##### Record set

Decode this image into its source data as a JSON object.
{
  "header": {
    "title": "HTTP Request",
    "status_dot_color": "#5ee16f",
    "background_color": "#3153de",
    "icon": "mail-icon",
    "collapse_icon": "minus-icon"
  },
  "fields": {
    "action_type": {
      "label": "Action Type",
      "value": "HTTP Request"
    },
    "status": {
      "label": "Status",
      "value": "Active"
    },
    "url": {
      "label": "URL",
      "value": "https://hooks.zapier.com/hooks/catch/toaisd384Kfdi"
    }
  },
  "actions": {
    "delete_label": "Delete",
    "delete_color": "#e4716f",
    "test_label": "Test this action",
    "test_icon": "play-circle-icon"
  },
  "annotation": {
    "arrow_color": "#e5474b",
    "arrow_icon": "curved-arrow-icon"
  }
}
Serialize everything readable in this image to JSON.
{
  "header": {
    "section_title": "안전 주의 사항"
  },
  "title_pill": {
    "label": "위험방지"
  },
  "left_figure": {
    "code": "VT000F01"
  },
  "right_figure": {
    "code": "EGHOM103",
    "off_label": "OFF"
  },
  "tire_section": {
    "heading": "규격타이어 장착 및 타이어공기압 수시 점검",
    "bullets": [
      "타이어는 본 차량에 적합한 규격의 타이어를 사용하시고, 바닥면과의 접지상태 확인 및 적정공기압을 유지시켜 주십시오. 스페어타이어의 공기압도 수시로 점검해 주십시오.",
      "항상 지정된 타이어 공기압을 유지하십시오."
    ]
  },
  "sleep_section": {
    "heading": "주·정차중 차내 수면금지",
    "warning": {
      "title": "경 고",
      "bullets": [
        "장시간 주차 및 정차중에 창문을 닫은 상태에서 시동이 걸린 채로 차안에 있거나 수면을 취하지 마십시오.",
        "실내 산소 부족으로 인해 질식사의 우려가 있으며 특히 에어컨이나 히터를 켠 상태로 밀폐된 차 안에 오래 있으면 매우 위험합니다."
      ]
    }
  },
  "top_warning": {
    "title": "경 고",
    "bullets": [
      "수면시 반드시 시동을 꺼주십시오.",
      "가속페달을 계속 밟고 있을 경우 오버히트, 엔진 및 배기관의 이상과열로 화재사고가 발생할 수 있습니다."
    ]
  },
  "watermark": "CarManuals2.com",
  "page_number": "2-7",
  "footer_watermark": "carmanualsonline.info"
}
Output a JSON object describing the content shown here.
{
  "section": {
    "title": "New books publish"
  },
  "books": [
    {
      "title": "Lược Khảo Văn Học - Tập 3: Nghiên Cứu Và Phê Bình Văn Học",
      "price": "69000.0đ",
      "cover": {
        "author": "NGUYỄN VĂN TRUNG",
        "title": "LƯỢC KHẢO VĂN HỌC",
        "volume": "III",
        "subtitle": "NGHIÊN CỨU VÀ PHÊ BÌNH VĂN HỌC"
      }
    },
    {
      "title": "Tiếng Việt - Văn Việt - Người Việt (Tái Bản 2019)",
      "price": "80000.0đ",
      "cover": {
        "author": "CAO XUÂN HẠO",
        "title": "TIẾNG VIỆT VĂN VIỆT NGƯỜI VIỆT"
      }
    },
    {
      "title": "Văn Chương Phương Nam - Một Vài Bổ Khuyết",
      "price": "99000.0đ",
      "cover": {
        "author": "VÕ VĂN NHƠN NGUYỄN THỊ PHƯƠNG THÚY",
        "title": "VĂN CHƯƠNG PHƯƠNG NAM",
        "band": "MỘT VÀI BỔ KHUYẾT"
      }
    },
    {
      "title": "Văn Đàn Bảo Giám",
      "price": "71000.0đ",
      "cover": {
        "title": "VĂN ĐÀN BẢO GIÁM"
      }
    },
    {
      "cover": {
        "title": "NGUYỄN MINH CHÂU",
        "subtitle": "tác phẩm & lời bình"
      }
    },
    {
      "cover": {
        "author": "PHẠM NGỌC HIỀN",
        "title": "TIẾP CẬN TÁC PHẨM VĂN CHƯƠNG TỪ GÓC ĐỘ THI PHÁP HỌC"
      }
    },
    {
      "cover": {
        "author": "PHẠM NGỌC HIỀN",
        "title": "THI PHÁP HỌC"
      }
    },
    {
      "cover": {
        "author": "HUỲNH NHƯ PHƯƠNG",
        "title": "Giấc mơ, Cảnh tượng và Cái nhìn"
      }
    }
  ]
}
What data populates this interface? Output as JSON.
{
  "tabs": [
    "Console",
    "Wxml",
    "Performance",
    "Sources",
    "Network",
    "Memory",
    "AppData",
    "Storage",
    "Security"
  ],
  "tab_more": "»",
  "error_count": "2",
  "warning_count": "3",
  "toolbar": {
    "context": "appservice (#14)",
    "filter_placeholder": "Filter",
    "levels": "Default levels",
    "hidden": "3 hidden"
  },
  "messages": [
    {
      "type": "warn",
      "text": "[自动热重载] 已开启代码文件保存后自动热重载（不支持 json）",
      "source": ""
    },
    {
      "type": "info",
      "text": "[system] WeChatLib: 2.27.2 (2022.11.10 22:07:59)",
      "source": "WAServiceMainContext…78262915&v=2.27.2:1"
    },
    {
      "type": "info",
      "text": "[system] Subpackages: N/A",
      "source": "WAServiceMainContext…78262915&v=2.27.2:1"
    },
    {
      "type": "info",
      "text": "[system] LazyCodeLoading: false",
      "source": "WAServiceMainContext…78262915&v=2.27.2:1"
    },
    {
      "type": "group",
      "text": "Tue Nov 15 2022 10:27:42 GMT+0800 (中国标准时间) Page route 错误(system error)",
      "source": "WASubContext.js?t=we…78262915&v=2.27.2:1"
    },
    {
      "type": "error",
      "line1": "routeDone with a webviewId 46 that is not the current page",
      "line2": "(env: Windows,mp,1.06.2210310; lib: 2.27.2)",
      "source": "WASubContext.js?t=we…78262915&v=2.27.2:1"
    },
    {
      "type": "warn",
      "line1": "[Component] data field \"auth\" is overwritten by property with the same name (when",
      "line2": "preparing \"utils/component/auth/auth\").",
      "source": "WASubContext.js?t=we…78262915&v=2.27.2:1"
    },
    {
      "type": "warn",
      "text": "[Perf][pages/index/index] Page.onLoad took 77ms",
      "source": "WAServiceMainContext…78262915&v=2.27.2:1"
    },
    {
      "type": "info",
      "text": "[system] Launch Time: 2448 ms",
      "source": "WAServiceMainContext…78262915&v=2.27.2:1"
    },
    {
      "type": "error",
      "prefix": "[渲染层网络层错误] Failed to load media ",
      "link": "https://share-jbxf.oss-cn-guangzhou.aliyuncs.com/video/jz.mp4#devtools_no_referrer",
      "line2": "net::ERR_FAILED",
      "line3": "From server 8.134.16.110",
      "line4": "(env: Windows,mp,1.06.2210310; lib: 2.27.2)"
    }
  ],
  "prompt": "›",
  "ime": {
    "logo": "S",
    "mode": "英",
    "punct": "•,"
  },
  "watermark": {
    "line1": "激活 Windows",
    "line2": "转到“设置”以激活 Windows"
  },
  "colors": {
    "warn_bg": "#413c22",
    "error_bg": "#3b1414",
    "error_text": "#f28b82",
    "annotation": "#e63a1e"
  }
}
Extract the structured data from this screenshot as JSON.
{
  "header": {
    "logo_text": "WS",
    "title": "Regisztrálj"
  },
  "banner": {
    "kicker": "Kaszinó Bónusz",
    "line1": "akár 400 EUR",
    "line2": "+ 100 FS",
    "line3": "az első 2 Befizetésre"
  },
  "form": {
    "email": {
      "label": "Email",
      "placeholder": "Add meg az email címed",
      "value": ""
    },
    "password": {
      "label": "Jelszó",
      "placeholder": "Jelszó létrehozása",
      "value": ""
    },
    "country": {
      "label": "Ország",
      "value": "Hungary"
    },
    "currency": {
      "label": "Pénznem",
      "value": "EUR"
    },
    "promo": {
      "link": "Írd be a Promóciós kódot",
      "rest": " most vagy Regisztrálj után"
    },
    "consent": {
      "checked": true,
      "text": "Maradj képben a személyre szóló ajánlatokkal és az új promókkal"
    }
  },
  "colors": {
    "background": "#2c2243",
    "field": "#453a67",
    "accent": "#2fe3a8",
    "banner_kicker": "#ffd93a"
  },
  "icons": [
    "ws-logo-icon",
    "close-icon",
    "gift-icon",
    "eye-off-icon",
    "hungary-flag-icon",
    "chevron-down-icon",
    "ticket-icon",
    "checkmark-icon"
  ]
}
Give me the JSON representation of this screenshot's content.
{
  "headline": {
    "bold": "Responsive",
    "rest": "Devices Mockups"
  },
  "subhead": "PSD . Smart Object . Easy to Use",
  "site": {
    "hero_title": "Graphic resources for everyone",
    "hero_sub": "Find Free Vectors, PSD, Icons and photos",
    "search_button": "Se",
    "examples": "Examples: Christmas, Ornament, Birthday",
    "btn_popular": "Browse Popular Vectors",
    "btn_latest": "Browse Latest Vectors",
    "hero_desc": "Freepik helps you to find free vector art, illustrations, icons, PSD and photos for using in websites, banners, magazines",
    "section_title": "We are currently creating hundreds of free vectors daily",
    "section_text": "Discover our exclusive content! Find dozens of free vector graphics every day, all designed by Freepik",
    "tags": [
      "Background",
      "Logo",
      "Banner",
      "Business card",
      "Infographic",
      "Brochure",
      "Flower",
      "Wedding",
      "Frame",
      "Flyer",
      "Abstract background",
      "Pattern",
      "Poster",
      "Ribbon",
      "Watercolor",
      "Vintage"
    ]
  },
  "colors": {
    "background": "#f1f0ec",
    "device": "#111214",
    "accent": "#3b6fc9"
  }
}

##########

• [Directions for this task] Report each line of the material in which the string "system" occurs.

• [Task solution]
      "text": "[system] WeChatLib: 2.27.2 (2022.11.10 22:07:59)",
      "text": "[system] Subpackages: N/A",
      "text": "[system] LazyCodeLoading: false",
      "text": "Tue Nov 15 2022 10:27:42 GMT+0800 (中国标准时间) Page route 错误(system error)",
      "text": "[system] Launch Time: 2448 ms",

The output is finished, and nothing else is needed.